Entries supplied:
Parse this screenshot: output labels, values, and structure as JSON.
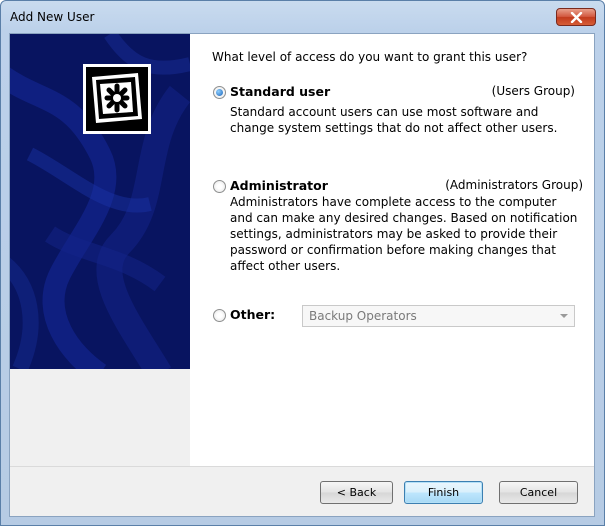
{
  "window": {
    "title": "Add New User"
  },
  "content": {
    "question": "What level of access do you want to grant this user?",
    "options": [
      {
        "label": "Standard user",
        "group": "(Users Group)",
        "description": [
          "Standard account users can use most software and",
          "change system settings that do not affect other users."
        ],
        "checked": true
      },
      {
        "label": "Administrator",
        "group": "(Administrators Group)",
        "description": [
          "Administrators have complete access to the computer",
          "and can make any desired changes. Based on notification",
          "settings, administrators may be asked to provide their",
          "password or confirmation before making changes that",
          "affect other users."
        ],
        "checked": false
      },
      {
        "label": "Other:",
        "checked": false,
        "select": {
          "value": "Backup Operators",
          "disabled": true
        }
      }
    ]
  },
  "buttons": {
    "back": "< Back",
    "finish": "Finish",
    "cancel": "Cancel"
  },
  "colors": {
    "banner": "#081460",
    "close_button": "#c9482b",
    "radio_selected": "#1a62b8"
  }
}
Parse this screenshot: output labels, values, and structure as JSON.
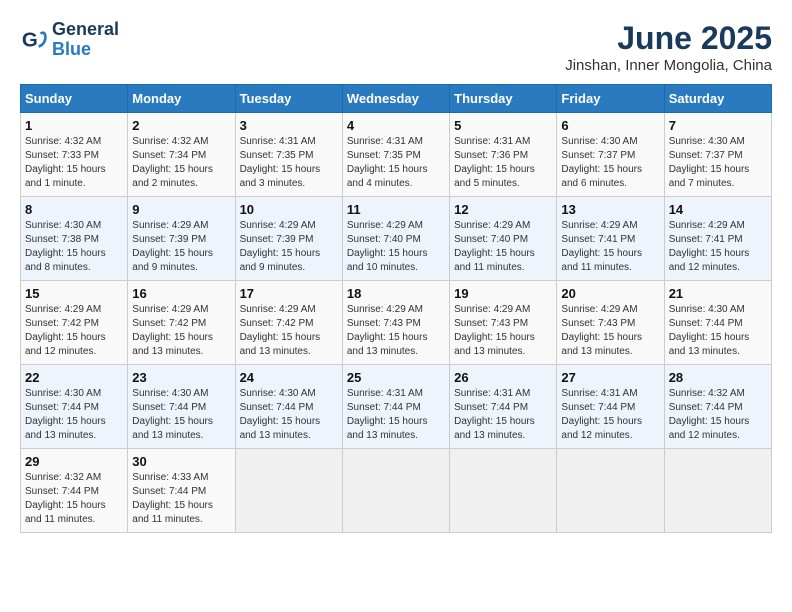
{
  "logo": {
    "line1": "General",
    "line2": "Blue"
  },
  "title": "June 2025",
  "subtitle": "Jinshan, Inner Mongolia, China",
  "days_of_week": [
    "Sunday",
    "Monday",
    "Tuesday",
    "Wednesday",
    "Thursday",
    "Friday",
    "Saturday"
  ],
  "weeks": [
    [
      {
        "day": "1",
        "sunrise": "4:32 AM",
        "sunset": "7:33 PM",
        "daylight": "15 hours and 1 minute."
      },
      {
        "day": "2",
        "sunrise": "4:32 AM",
        "sunset": "7:34 PM",
        "daylight": "15 hours and 2 minutes."
      },
      {
        "day": "3",
        "sunrise": "4:31 AM",
        "sunset": "7:35 PM",
        "daylight": "15 hours and 3 minutes."
      },
      {
        "day": "4",
        "sunrise": "4:31 AM",
        "sunset": "7:35 PM",
        "daylight": "15 hours and 4 minutes."
      },
      {
        "day": "5",
        "sunrise": "4:31 AM",
        "sunset": "7:36 PM",
        "daylight": "15 hours and 5 minutes."
      },
      {
        "day": "6",
        "sunrise": "4:30 AM",
        "sunset": "7:37 PM",
        "daylight": "15 hours and 6 minutes."
      },
      {
        "day": "7",
        "sunrise": "4:30 AM",
        "sunset": "7:37 PM",
        "daylight": "15 hours and 7 minutes."
      }
    ],
    [
      {
        "day": "8",
        "sunrise": "4:30 AM",
        "sunset": "7:38 PM",
        "daylight": "15 hours and 8 minutes."
      },
      {
        "day": "9",
        "sunrise": "4:29 AM",
        "sunset": "7:39 PM",
        "daylight": "15 hours and 9 minutes."
      },
      {
        "day": "10",
        "sunrise": "4:29 AM",
        "sunset": "7:39 PM",
        "daylight": "15 hours and 9 minutes."
      },
      {
        "day": "11",
        "sunrise": "4:29 AM",
        "sunset": "7:40 PM",
        "daylight": "15 hours and 10 minutes."
      },
      {
        "day": "12",
        "sunrise": "4:29 AM",
        "sunset": "7:40 PM",
        "daylight": "15 hours and 11 minutes."
      },
      {
        "day": "13",
        "sunrise": "4:29 AM",
        "sunset": "7:41 PM",
        "daylight": "15 hours and 11 minutes."
      },
      {
        "day": "14",
        "sunrise": "4:29 AM",
        "sunset": "7:41 PM",
        "daylight": "15 hours and 12 minutes."
      }
    ],
    [
      {
        "day": "15",
        "sunrise": "4:29 AM",
        "sunset": "7:42 PM",
        "daylight": "15 hours and 12 minutes."
      },
      {
        "day": "16",
        "sunrise": "4:29 AM",
        "sunset": "7:42 PM",
        "daylight": "15 hours and 13 minutes."
      },
      {
        "day": "17",
        "sunrise": "4:29 AM",
        "sunset": "7:42 PM",
        "daylight": "15 hours and 13 minutes."
      },
      {
        "day": "18",
        "sunrise": "4:29 AM",
        "sunset": "7:43 PM",
        "daylight": "15 hours and 13 minutes."
      },
      {
        "day": "19",
        "sunrise": "4:29 AM",
        "sunset": "7:43 PM",
        "daylight": "15 hours and 13 minutes."
      },
      {
        "day": "20",
        "sunrise": "4:29 AM",
        "sunset": "7:43 PM",
        "daylight": "15 hours and 13 minutes."
      },
      {
        "day": "21",
        "sunrise": "4:30 AM",
        "sunset": "7:44 PM",
        "daylight": "15 hours and 13 minutes."
      }
    ],
    [
      {
        "day": "22",
        "sunrise": "4:30 AM",
        "sunset": "7:44 PM",
        "daylight": "15 hours and 13 minutes."
      },
      {
        "day": "23",
        "sunrise": "4:30 AM",
        "sunset": "7:44 PM",
        "daylight": "15 hours and 13 minutes."
      },
      {
        "day": "24",
        "sunrise": "4:30 AM",
        "sunset": "7:44 PM",
        "daylight": "15 hours and 13 minutes."
      },
      {
        "day": "25",
        "sunrise": "4:31 AM",
        "sunset": "7:44 PM",
        "daylight": "15 hours and 13 minutes."
      },
      {
        "day": "26",
        "sunrise": "4:31 AM",
        "sunset": "7:44 PM",
        "daylight": "15 hours and 13 minutes."
      },
      {
        "day": "27",
        "sunrise": "4:31 AM",
        "sunset": "7:44 PM",
        "daylight": "15 hours and 12 minutes."
      },
      {
        "day": "28",
        "sunrise": "4:32 AM",
        "sunset": "7:44 PM",
        "daylight": "15 hours and 12 minutes."
      }
    ],
    [
      {
        "day": "29",
        "sunrise": "4:32 AM",
        "sunset": "7:44 PM",
        "daylight": "15 hours and 11 minutes."
      },
      {
        "day": "30",
        "sunrise": "4:33 AM",
        "sunset": "7:44 PM",
        "daylight": "15 hours and 11 minutes."
      },
      null,
      null,
      null,
      null,
      null
    ]
  ],
  "labels": {
    "sunrise": "Sunrise:",
    "sunset": "Sunset:",
    "daylight": "Daylight:"
  }
}
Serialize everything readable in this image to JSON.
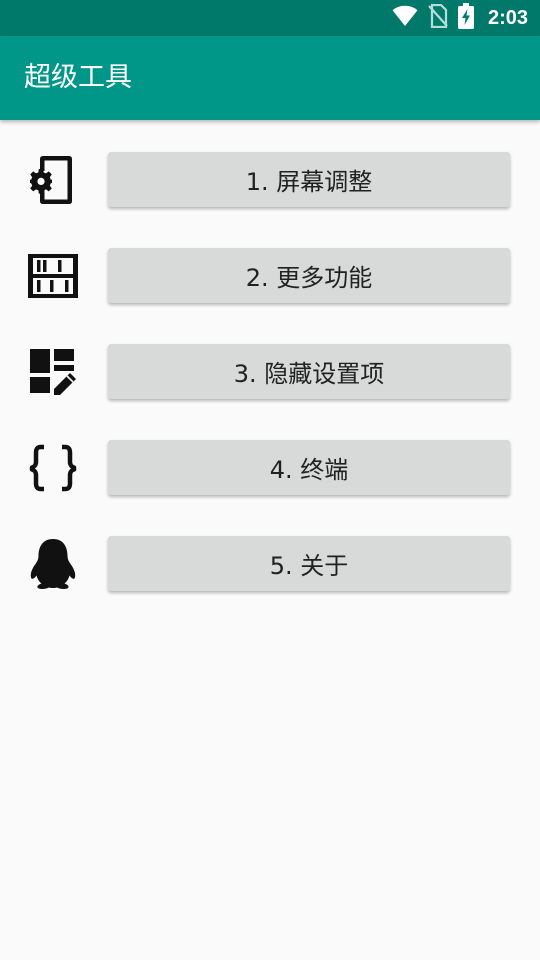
{
  "status_bar": {
    "time": "2:03",
    "icons": [
      "wifi-icon",
      "no-sim-icon",
      "battery-charging-icon"
    ]
  },
  "app_bar": {
    "title": "超级工具"
  },
  "menu": {
    "items": [
      {
        "label": "1. 屏幕调整",
        "icon": "phone-settings-icon"
      },
      {
        "label": "2. 更多功能",
        "icon": "abacus-icon"
      },
      {
        "label": "3. 隐藏设置项",
        "icon": "dashboard-edit-icon"
      },
      {
        "label": "4. 终端",
        "icon": "code-braces-icon"
      },
      {
        "label": "5. 关于",
        "icon": "qq-penguin-icon"
      }
    ]
  },
  "colors": {
    "status_bar": "#00796b",
    "app_bar": "#009688",
    "background": "#fafafa",
    "button": "#d8d9d9"
  }
}
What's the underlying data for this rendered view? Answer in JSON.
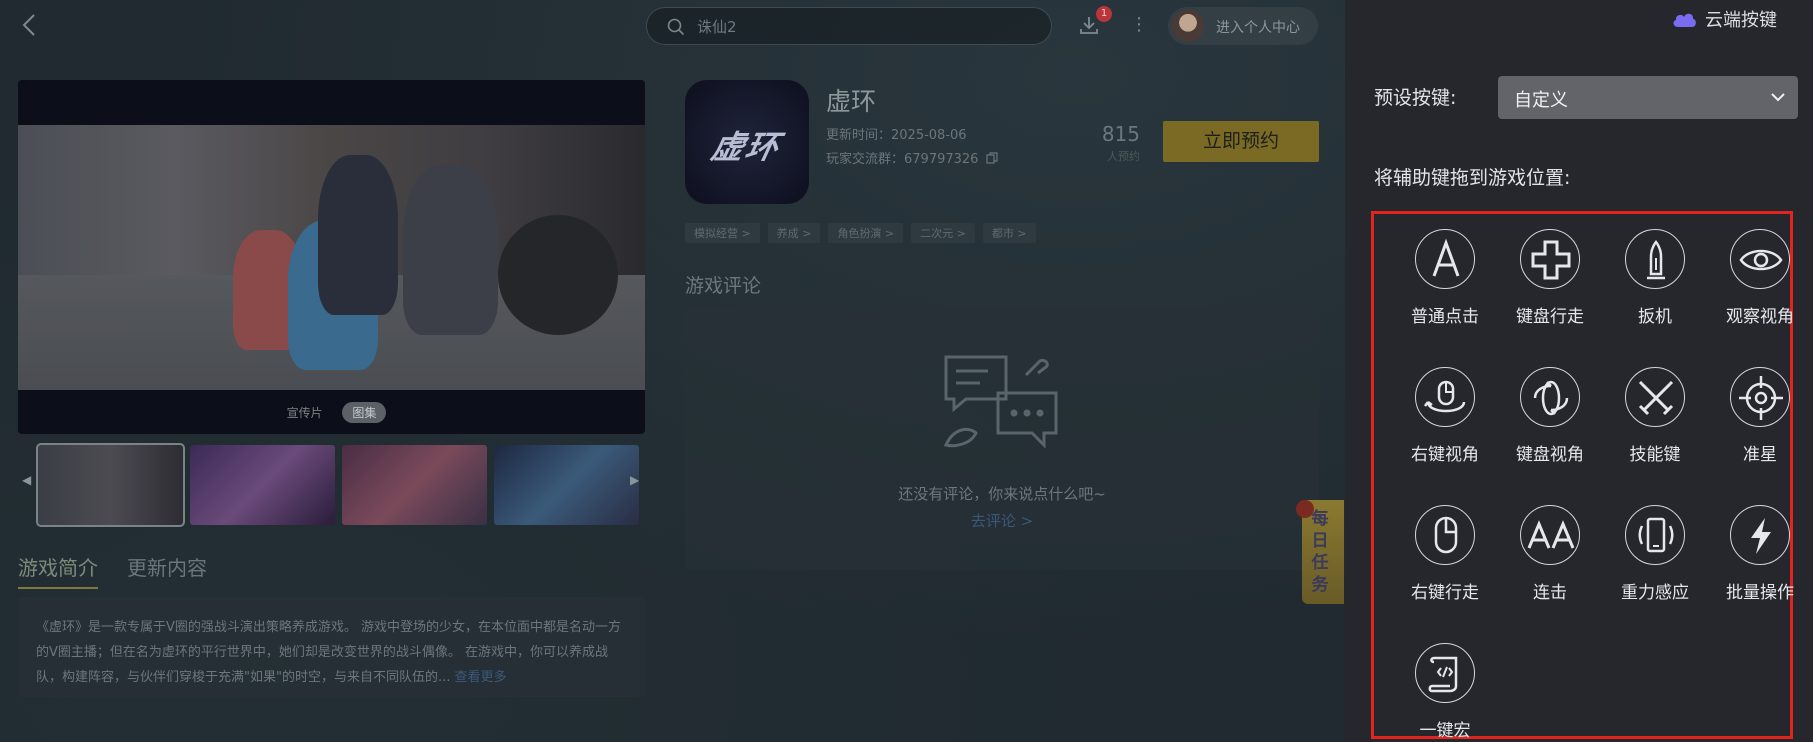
{
  "topbar": {
    "search_placeholder": "诛仙2",
    "download_badge": "1",
    "more_icon": "⋮",
    "user_center_label": "进入个人中心"
  },
  "media": {
    "tabs": [
      "宣传片",
      "图集"
    ],
    "active_tab": "图集"
  },
  "game": {
    "title": "虚环",
    "logo_text": "虚环",
    "update_time": "更新时间：2025-08-06",
    "player_group": "玩家交流群：679797326",
    "reserve_count": "815",
    "reserve_label": "人预约",
    "reserve_button": "立即预约",
    "tags": [
      "模拟经营 >",
      "养成 >",
      "角色扮演 >",
      "二次元 >",
      "都市 >"
    ]
  },
  "intro": {
    "tab_intro": "游戏简介",
    "tab_update": "更新内容",
    "text": "《虚环》是一款专属于V圈的强战斗演出策略养成游戏。 游戏中登场的少女，在本位面中都是名动一方的V圈主播；但在名为虚环的平行世界中，她们却是改变世界的战斗偶像。 在游戏中，你可以养成战队，构建阵容，与伙伴们穿梭于充满\"如果\"的时空，与来自不同队伍的...",
    "more": "查看更多"
  },
  "reviews": {
    "heading": "游戏评论",
    "empty_text": "还没有评论，你来说点什么吧~",
    "go_review": "去评论 >"
  },
  "daily_task": {
    "text": "每日任务"
  },
  "panel": {
    "cloud_label": "云端按键",
    "preset_label": "预设按键:",
    "preset_value": "自定义",
    "drag_label": "将辅助键拖到游戏位置:",
    "keys": [
      {
        "label": "普通点击",
        "icon": "letter-a-icon"
      },
      {
        "label": "键盘行走",
        "icon": "dpad-icon"
      },
      {
        "label": "扳机",
        "icon": "bullet-icon"
      },
      {
        "label": "观察视角",
        "icon": "eye-icon"
      },
      {
        "label": "右键视角",
        "icon": "mouse-rotate-icon"
      },
      {
        "label": "键盘视角",
        "icon": "rotate-icon"
      },
      {
        "label": "技能键",
        "icon": "crossed-swords-icon"
      },
      {
        "label": "准星",
        "icon": "crosshair-icon"
      },
      {
        "label": "右键行走",
        "icon": "mouse-icon"
      },
      {
        "label": "连击",
        "icon": "double-a-icon"
      },
      {
        "label": "重力感应",
        "icon": "phone-shake-icon"
      },
      {
        "label": "批量操作",
        "icon": "lightning-icon"
      },
      {
        "label": "一键宏",
        "icon": "script-icon"
      }
    ]
  }
}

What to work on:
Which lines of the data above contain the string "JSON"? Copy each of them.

Solution for this exercise:
Parse this screenshot: output labels, values, and structure as JSON.
Parse this screenshot: output labels, values, and structure as JSON.
Serialize everything readable in this image to JSON.
What's the underlying data for this rendered view? Answer in JSON.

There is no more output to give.